## [What to produce]
Report every line in the listing that contains the string "false".

## [Records for the exercise]
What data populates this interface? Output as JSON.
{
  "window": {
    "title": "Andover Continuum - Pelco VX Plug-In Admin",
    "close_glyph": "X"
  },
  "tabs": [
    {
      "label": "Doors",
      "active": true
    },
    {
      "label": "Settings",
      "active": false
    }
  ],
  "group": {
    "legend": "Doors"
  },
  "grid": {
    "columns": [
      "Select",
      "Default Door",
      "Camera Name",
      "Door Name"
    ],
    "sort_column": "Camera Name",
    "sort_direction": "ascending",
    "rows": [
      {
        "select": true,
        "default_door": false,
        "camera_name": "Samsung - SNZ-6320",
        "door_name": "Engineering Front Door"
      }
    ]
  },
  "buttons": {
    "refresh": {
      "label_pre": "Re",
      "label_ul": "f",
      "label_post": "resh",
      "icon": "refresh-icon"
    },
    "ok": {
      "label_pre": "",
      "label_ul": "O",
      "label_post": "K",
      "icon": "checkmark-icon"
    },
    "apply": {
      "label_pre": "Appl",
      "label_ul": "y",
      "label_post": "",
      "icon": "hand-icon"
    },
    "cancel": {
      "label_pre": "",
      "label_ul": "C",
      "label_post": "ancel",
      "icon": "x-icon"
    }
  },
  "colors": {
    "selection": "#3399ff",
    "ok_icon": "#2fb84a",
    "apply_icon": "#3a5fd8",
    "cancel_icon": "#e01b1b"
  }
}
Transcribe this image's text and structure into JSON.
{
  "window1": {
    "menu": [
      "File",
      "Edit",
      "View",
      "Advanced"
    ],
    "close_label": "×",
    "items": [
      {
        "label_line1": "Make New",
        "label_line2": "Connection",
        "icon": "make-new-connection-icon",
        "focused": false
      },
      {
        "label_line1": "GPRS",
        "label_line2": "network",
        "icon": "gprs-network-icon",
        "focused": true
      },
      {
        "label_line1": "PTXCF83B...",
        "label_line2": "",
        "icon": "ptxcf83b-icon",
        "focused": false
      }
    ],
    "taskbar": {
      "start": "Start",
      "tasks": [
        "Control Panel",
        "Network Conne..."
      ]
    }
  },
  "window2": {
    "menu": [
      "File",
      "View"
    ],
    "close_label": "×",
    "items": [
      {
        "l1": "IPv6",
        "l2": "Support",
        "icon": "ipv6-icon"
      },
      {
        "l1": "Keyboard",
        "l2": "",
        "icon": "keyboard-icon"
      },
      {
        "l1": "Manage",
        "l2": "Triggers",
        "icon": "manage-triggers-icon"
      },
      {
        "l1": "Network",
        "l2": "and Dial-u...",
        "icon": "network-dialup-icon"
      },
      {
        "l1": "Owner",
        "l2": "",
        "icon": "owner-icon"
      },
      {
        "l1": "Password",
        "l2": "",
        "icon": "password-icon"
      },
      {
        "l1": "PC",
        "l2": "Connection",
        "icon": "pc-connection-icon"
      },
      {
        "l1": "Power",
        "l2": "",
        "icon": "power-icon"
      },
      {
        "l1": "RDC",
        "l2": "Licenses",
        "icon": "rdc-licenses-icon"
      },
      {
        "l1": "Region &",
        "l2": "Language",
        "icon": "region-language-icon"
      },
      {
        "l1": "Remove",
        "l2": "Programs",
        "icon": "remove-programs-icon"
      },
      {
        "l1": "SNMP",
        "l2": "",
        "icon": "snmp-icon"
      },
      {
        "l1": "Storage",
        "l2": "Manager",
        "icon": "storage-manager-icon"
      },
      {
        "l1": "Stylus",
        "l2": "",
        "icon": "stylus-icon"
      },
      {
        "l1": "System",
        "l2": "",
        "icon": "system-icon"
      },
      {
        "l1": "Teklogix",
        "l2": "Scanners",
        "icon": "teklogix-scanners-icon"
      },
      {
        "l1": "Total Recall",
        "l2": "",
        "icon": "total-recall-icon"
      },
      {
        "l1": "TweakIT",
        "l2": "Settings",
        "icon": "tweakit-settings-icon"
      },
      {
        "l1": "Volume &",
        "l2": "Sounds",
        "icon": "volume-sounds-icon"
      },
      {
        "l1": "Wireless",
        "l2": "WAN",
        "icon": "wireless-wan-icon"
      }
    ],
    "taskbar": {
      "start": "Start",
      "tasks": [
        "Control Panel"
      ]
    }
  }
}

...

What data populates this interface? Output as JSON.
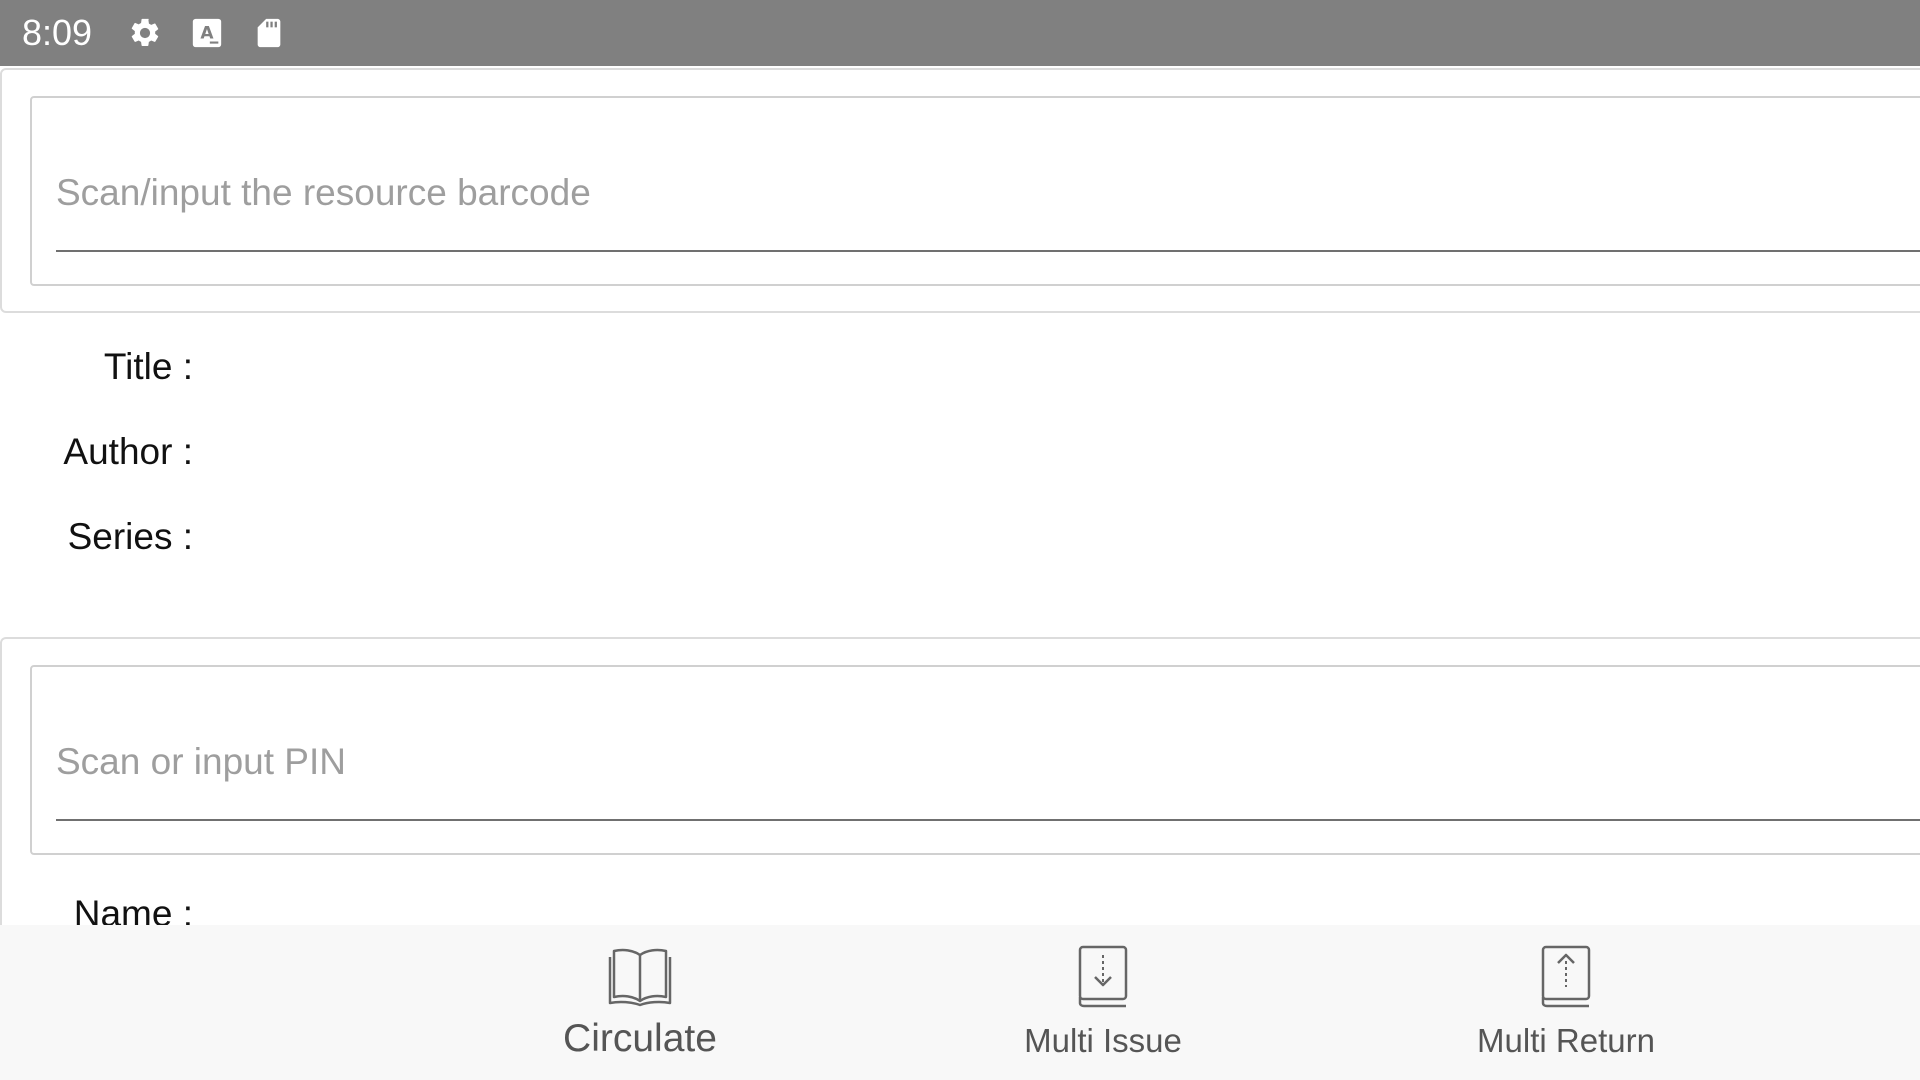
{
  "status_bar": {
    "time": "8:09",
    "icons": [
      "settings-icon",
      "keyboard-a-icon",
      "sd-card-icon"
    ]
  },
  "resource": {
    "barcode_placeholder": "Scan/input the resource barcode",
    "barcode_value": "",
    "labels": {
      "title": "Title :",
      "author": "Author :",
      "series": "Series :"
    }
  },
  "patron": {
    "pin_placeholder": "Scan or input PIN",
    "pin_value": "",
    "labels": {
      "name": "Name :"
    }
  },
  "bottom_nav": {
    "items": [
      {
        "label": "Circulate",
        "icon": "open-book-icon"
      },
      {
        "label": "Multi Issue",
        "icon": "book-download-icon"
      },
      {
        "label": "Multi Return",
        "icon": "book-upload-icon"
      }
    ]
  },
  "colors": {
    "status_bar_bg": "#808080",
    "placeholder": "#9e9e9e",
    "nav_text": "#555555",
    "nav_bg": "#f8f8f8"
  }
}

## [Task answer]
      "active": false
        "default_door": false,
        "focused": false
        "focused": false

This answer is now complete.